Assignment:
Every record is to be printed exactly as written; pictures are to be omitted.

START Data for processing

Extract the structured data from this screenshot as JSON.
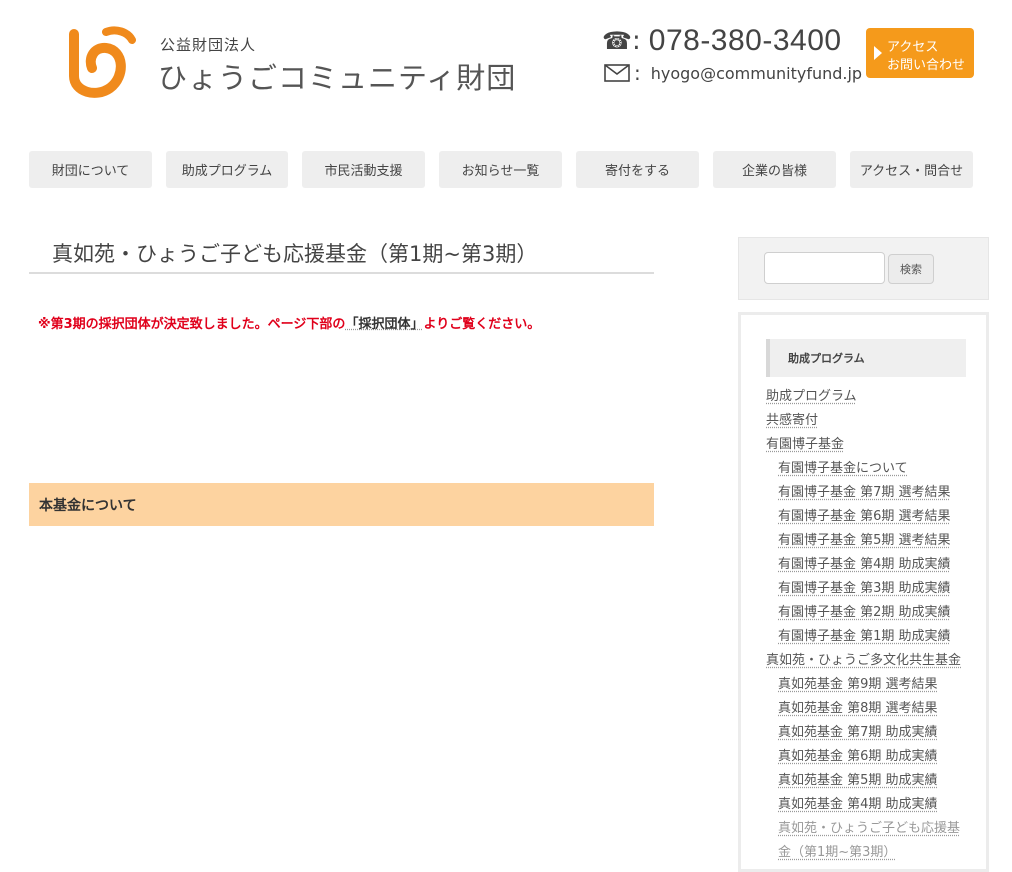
{
  "header": {
    "org_type": "公益財団法人",
    "org_name": "ひょうごコミュニティ財団",
    "phone": "078-380-3400",
    "email": "hyogo@communityfund.jp",
    "colon": ":",
    "access_button": {
      "line1": "アクセス",
      "line2": "お問い合わせ"
    },
    "brand_color": "#f59a1b"
  },
  "nav": [
    {
      "label": "財団について"
    },
    {
      "label": "助成プログラム"
    },
    {
      "label": "市民活動支援"
    },
    {
      "label": "お知らせ一覧"
    },
    {
      "label": "寄付をする"
    },
    {
      "label": "企業の皆様"
    },
    {
      "label": "アクセス・問合せ"
    }
  ],
  "main": {
    "title": "真如苑・ひょうご子ども応援基金（第1期~第3期）",
    "notice_before": "※第3期の採択団体が決定致しました。ページ下部の",
    "notice_link": "「採択団体」",
    "notice_after": "よりご覧ください。",
    "intro": [],
    "section_heading": "本基金について",
    "body": []
  },
  "sidebar": {
    "search_button": "検索",
    "widget_title": "助成プログラム",
    "items": [
      {
        "label": "助成プログラム",
        "level": 0
      },
      {
        "label": "共感寄付",
        "level": 0
      },
      {
        "label": "有園博子基金",
        "level": 0
      },
      {
        "label": "有園博子基金について",
        "level": 1
      },
      {
        "label": "有園博子基金 第7期 選考結果",
        "level": 1
      },
      {
        "label": "有園博子基金 第6期 選考結果",
        "level": 1
      },
      {
        "label": "有園博子基金 第5期 選考結果",
        "level": 1
      },
      {
        "label": "有園博子基金 第4期 助成実績",
        "level": 1
      },
      {
        "label": "有園博子基金 第3期 助成実績",
        "level": 1
      },
      {
        "label": "有園博子基金 第2期 助成実績",
        "level": 1
      },
      {
        "label": "有園博子基金 第1期 助成実績",
        "level": 1
      },
      {
        "label": "真如苑・ひょうご多文化共生基金",
        "level": 0
      },
      {
        "label": "真如苑基金 第9期 選考結果",
        "level": 1
      },
      {
        "label": "真如苑基金 第8期 選考結果",
        "level": 1
      },
      {
        "label": "真如苑基金 第7期 助成実績",
        "level": 1
      },
      {
        "label": "真如苑基金 第6期 助成実績",
        "level": 1
      },
      {
        "label": "真如苑基金 第5期 助成実績",
        "level": 1
      },
      {
        "label": "真如苑基金 第4期 助成実績",
        "level": 1
      },
      {
        "label": "真如苑・ひょうご子ども応援基",
        "level": 1
      },
      {
        "label": "金（第1期~第3期）",
        "level": 1
      }
    ]
  }
}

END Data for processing

Final answer:
Extract the structured data from this screenshot as JSON.
{
  "header": {
    "org_type": "公益財団法人",
    "org_name": "ひょうごコミュニティ財団",
    "phone": "078-380-3400",
    "email": "hyogo@communityfund.jp",
    "colon": ":",
    "access_button": {
      "line1": "アクセス",
      "line2": "お問い合わせ"
    },
    "brand_color": "#f59a1b"
  },
  "nav": [
    {
      "label": "財団について"
    },
    {
      "label": "助成プログラム"
    },
    {
      "label": "市民活動支援"
    },
    {
      "label": "お知らせ一覧"
    },
    {
      "label": "寄付をする"
    },
    {
      "label": "企業の皆様"
    },
    {
      "label": "アクセス・問合せ"
    }
  ],
  "main": {
    "title": "真如苑・ひょうご子ども応援基金（第1期~第3期）",
    "notice_before": "※第3期の採択団体が決定致しました。ページ下部の",
    "notice_link": "「採択団体」",
    "notice_after": "よりご覧ください。",
    "intro": [],
    "section_heading": "本基金について",
    "body": []
  },
  "sidebar": {
    "search_button": "検索",
    "widget_title": "助成プログラム",
    "items": [
      {
        "label": "助成プログラム",
        "level": 0
      },
      {
        "label": "共感寄付",
        "level": 0
      },
      {
        "label": "有園博子基金",
        "level": 0
      },
      {
        "label": "有園博子基金について",
        "level": 1
      },
      {
        "label": "有園博子基金 第7期 選考結果",
        "level": 1
      },
      {
        "label": "有園博子基金 第6期 選考結果",
        "level": 1
      },
      {
        "label": "有園博子基金 第5期 選考結果",
        "level": 1
      },
      {
        "label": "有園博子基金 第4期 助成実績",
        "level": 1
      },
      {
        "label": "有園博子基金 第3期 助成実績",
        "level": 1
      },
      {
        "label": "有園博子基金 第2期 助成実績",
        "level": 1
      },
      {
        "label": "有園博子基金 第1期 助成実績",
        "level": 1
      },
      {
        "label": "真如苑・ひょうご多文化共生基金",
        "level": 0
      },
      {
        "label": "真如苑基金 第9期 選考結果",
        "level": 1
      },
      {
        "label": "真如苑基金 第8期 選考結果",
        "level": 1
      },
      {
        "label": "真如苑基金 第7期 助成実績",
        "level": 1
      },
      {
        "label": "真如苑基金 第6期 助成実績",
        "level": 1
      },
      {
        "label": "真如苑基金 第5期 助成実績",
        "level": 1
      },
      {
        "label": "真如苑基金 第4期 助成実績",
        "level": 1
      },
      {
        "label": "真如苑・ひょうご子ども応援基",
        "level": 1
      },
      {
        "label": "金（第1期~第3期）",
        "level": 1
      }
    ]
  }
}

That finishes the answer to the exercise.